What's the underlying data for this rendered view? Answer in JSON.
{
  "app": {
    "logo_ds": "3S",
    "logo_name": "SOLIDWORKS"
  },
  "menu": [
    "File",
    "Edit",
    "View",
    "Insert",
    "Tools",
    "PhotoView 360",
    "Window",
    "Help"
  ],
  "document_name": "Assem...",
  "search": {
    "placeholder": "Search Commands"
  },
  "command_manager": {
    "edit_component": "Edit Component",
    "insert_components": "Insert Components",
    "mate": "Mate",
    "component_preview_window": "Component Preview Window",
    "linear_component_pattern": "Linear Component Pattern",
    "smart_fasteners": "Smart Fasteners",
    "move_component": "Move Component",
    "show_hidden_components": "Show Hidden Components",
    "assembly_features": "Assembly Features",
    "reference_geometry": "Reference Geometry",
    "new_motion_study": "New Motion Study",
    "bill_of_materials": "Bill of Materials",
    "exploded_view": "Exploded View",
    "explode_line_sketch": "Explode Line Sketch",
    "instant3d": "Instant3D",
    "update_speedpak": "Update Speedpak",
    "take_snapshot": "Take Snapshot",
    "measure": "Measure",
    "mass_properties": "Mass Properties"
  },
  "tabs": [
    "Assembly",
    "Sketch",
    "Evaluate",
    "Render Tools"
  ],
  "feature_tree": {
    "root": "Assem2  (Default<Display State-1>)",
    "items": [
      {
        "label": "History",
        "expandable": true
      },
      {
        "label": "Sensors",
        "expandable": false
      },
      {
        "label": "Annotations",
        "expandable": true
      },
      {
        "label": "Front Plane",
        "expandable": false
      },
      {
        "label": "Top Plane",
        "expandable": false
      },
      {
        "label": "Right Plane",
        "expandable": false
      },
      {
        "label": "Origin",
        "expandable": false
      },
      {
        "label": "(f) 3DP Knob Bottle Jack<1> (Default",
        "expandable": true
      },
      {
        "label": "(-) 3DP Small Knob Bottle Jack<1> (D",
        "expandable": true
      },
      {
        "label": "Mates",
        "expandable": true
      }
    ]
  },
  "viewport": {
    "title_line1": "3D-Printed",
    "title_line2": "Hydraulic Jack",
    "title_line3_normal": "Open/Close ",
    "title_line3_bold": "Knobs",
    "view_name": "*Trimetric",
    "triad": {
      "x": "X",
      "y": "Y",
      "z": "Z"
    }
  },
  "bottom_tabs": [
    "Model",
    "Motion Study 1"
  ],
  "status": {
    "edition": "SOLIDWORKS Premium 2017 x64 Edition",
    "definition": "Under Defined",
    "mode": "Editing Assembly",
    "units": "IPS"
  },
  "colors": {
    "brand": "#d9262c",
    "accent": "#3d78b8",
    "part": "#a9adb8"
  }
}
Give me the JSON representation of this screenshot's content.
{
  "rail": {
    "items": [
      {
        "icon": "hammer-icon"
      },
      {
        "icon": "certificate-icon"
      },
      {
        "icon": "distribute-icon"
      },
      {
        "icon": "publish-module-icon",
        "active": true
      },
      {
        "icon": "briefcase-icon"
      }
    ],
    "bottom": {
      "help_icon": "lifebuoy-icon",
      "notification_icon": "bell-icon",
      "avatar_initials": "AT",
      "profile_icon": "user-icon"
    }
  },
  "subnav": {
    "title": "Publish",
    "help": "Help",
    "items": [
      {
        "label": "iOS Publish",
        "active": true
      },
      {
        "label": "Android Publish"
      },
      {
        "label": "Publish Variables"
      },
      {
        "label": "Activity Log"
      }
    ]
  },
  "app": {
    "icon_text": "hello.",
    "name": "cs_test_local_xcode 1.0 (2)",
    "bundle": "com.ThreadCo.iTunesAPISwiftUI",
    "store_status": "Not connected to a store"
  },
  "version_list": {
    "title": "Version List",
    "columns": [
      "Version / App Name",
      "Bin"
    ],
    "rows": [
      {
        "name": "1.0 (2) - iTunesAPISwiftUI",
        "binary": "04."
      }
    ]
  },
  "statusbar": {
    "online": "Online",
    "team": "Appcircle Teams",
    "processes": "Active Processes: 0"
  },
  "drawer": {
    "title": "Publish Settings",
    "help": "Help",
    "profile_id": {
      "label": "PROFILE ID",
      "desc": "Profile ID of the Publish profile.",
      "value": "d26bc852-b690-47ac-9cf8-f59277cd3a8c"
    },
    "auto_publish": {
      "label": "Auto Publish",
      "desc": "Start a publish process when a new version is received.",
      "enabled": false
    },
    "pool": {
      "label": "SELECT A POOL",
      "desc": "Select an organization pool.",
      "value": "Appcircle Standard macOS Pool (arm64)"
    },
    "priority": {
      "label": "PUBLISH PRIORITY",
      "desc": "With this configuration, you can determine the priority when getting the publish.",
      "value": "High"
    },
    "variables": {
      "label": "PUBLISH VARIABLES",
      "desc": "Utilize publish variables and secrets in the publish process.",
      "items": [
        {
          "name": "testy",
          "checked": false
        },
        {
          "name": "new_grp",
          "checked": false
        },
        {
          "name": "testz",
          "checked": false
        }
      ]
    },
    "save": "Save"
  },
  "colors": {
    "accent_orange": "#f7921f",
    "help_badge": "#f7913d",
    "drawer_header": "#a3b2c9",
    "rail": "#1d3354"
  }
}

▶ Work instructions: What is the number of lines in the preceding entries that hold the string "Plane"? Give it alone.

▶ Exercise solution: 3